The purpose of this study is to measure liver stiffness and chemicals in the blood that test liver injury and function in four urea cycle disorders.
Sometimes the seizures are not clinically obvious, but can be picked up if a video recording and concurrent EEG (video EEG is used, cVEEG). cVEEG is used in many intensive care units across the country to pick up seizures. We want to determine if having seizures due to HA leads to any adverse cognitive outcomes, and want to use the EEG to identify any changes that may be associated with that.
This study is for four urea cycle disorders to include:
- argininosuccinate synthetase deficiency (ASS1D)
- argininosuccinate lyase deficiency (ASLD)
- arginase deficiency (ARG1D)
- ornithine transcarbamylase deficiency (OTCD)
Some patients with urea cycle disorders develop long-term liver disease with a buildup of scar tissue in the liver called fibrosis. This scar tissue can cause increased hardening of the liver tissue and cause damage to the liver. Recently, new biomarkers for liver fibrosis have been introduced. Some of these biomarkers are measured in blood. In addition, new radiologic methods, including FibroScan® and magnetic resonance elastography (MRE) have been introduced. These new imaging methods are able to measure hardening of liver tissue (liver stiffness).
About this Study
There are two parts to this research study.
In the first part of the study, you will be asked to sign the informed consent form. You will be asked questions about your medical history and current medications you are taking. You will have your blood drawn. A urine for pregnancy test will be collected if you are a female of childbearing age. A FibroScan® will be performed. The first part of the study should be completed in one outpatient visit.

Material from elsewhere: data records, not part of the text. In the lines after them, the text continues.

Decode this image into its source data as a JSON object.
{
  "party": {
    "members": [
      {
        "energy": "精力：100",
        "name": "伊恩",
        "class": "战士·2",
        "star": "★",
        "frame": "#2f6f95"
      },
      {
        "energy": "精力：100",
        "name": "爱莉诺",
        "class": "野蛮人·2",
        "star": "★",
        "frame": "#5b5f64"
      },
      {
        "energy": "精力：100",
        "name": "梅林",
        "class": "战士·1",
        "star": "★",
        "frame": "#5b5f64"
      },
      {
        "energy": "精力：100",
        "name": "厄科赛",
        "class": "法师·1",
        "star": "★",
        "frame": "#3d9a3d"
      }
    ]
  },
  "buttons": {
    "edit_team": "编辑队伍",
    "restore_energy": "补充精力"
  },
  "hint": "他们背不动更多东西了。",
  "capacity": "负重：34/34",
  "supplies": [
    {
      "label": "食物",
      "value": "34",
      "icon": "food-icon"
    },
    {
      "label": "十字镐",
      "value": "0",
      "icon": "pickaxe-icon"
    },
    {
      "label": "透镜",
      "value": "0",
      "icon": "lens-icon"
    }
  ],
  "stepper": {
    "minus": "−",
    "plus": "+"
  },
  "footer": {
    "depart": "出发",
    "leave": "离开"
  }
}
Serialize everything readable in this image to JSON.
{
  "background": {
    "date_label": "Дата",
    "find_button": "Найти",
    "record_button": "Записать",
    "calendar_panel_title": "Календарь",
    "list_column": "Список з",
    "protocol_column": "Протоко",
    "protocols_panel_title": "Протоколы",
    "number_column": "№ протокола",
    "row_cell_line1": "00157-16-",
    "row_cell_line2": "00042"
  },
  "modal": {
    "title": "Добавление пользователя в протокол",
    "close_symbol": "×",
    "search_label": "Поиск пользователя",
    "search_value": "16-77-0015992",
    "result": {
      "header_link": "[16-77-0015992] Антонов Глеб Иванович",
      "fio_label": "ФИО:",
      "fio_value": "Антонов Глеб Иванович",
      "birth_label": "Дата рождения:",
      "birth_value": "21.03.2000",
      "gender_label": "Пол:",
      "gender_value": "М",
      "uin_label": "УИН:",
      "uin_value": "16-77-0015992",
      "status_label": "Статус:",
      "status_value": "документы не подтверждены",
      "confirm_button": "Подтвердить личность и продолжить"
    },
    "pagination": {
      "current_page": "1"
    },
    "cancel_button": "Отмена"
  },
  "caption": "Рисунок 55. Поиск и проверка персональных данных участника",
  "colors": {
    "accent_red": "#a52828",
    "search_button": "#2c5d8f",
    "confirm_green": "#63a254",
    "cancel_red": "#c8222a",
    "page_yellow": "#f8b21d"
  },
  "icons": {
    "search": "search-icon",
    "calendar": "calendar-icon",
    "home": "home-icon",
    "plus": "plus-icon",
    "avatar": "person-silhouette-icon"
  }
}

If you qualify for second part of the study, you will be called to return to the hospital or research center for a Magnetic Resonance Elastography (MRE) within the one year of your first visit. The procedure will take around 30 minutes.
To be eligible to participate, the following criteria must be met:
- Inclusion criteria for First Part of Study:
- Age 6 years and < 65 years
- Weight ≥ 11 kg
- Molecular or biochemical diagnosis of argininosuccinate synthetase deficiency (ASS1D), argininosuccinate lyase deficiency (ASLD), arginase deficiency (ARG1D), or ornithine transcarbamylase deficiency (OTCD)
- Exclusion Criteria for First Part of Study:
- Prior liver transplantation
- Episode of acute hyperammonemia (ammonia ≥ 100 umol/L) in the 30 days prior to enrollment
- Confirmed diagnosis of chronic viral hepatitis, short gut, small bowel syndrome, autoimmune liver disease, alcohol liver disease, TPN requirement, or TPN-related cholestatic disease
- Adults with BMI ≥ 45 kg/m2
- Current pregnancy
- Open wound near expected Fibroscan® probe application site
- Use of implantable active medical device such as cardiac pacemaker or implantable cardioverter-defibrillator
- Inclusion criteria for Second Part of Study:
- Participation in First Part of this study
- Exclusion Criteria for Second Part of Study:
- Individuals with claustrophobia or other inability to complete study procedures
- Known diagnosis of hemochromatosis
- Presence of implants or devices incompatible with MRI
- Inability to breath-hold for 20 seconds for the elastography sequence
- Current pregnancy
- Confirmed diagnosis of chronic viral hepatitis, autoimmune liver disease, short gut, small bowel syndrome, alcohol liver disease, TPN requirement, or TPN-related cholestatic disease
- Episode of documented acute hyperammonemia (ammonia > 100 umol/L) in the 30 days prior to scheduled visit for Second Part of study
How to participate
In order to participate in a study, you must personally contact the study coordinator of any of the participating institutions by phone or by e-mail. Please use the information below to inquire about participation.
Baylor College of Medicine/Texas Children’s Hospital
Saima Ali, FNP-C
Children's Hospital Colorado
Children's Hospital of Philadelphia
Children's National Hospital
Kara L. Simpson, MS, CGC
Seattle Children's Hospital